The event made the campus paper. The headline read: “HAWK ATTACKS RABBIT. STUDENT DIALS 911.”
This story is verifiable but there are unverifiable hunches some community members harbor about the hummingbirds that live in this same city.
One person who shares these hunches gardens irregularly. She lives in a blue, Spanish style home with one tree, a very fertile guava, in its front yard. Around the guava grow astral succulents, cacti thin and fat, and native California brush such as Manzanita and Mexican sage.
It was while trimming the Fremontodendron that the gardener developed her hunch regarding her local hummingbirds. The Fremontodendron had put her in a bad mood. The Fremontodendron, also known as flannel bush, which the irregular gardener enjoys reimaging as a lumberjack’s crotch, releases a botanical dandruff that causes itching, sneezing, and eye-watering. The gardener was feeling the itch, cursing the tree, and hacking off one of its branches, which had grown so far into the driveway that it minimized parking space, when she saw the tiny, energetic bird.
It stuck its beak in twixt sage flower petals and instead of a sipping sound, the irregular gardener heard a snort. She set her hatchet down on the dirt and watched the sniffing bird more closely. It nervously bobbed from purple flower to purple flower, snorting.
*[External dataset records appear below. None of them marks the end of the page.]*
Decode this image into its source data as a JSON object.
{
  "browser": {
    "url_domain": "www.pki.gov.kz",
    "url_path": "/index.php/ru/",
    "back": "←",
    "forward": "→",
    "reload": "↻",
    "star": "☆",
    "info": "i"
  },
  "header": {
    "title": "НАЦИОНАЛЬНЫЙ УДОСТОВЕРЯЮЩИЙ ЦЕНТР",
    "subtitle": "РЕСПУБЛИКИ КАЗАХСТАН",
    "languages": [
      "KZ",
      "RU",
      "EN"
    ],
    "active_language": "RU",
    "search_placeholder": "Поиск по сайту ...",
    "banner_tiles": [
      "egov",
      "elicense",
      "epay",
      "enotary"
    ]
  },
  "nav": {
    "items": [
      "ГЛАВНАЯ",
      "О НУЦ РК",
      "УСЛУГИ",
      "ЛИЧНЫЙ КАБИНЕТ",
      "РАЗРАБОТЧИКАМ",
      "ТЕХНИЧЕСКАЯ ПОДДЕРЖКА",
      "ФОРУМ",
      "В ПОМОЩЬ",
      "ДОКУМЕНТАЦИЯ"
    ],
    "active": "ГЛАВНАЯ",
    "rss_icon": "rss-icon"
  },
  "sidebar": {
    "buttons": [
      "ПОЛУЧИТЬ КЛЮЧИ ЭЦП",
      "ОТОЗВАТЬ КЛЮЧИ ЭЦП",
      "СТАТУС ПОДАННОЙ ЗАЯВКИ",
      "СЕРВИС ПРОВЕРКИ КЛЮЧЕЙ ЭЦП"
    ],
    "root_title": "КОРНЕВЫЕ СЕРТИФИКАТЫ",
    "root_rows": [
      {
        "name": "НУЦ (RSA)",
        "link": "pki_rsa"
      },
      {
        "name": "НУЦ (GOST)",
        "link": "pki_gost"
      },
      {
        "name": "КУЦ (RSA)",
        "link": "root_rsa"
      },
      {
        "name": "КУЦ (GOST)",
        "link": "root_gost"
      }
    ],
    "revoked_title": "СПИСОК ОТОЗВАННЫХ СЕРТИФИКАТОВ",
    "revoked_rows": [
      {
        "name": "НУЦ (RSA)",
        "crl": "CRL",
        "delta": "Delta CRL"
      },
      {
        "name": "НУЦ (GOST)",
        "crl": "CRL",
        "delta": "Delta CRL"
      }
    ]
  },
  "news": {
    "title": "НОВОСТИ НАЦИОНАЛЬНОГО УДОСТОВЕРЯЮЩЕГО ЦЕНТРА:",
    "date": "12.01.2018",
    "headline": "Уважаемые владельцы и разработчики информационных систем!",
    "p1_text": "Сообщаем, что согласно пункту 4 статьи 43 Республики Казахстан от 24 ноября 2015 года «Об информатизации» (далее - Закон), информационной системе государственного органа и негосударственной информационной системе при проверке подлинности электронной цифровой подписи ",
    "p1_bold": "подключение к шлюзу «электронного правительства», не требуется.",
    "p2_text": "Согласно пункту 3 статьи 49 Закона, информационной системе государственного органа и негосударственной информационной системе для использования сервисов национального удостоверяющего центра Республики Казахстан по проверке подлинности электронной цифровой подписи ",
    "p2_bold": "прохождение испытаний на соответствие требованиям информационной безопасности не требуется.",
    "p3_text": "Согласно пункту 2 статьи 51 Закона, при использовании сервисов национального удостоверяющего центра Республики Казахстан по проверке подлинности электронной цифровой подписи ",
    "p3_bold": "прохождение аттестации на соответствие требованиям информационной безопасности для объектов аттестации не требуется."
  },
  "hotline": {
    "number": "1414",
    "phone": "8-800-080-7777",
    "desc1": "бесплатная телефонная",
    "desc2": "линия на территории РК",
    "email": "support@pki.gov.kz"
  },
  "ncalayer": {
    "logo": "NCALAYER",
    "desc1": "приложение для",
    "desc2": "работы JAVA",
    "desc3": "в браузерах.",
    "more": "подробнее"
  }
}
With each snort, the frenetcism in its body multiplied till it seemed liable to explode like the Space Shuttle Challenger.
Then, the gardener realized: “This hummingbird has a drug problem. It’s sniffing cocaine.”
From her dining room window each day, she watches this overly energetic bird return to the Mexican sage to do lines. It snorts at the flowers, becomes more and more trembly and darting. She puts her ear to the window screen and hears the bird humming cumbias. That is how she deduced his place of origin. He is Mexican like the gardener’s mother and her mother’s mother and her mother’s mother’s mother and her smother’s mother’s mother and so and so forth.
Last weekend, she watched him remove a tiny parcel from a flannel bush flower, carry it in his beak to the guava tree, and wait. A nervous sparrow with twine in its beak arrived. The sparrow deposited it on the guava branch beside the bird, and was then allowed a sniff of white powder that the hummingbird arranged on a twig. A blue jay came offering string, set it down beside the twine, and he was allowed a sniff done off the hummingbird’s beak. A pelican came all the way from the coast offering a shoelace, which he placed with the rest of the payments, and then he did a toot. After nearly a hundred birds visited the hummingbird, the drug hummingbird took the payments and fashioned a drug mansion out of them way up in the highest boughs of the guava. He hired six crows as bodyguards.
“Pollen” allows the hummingbird to be all he can be. Hummmmm…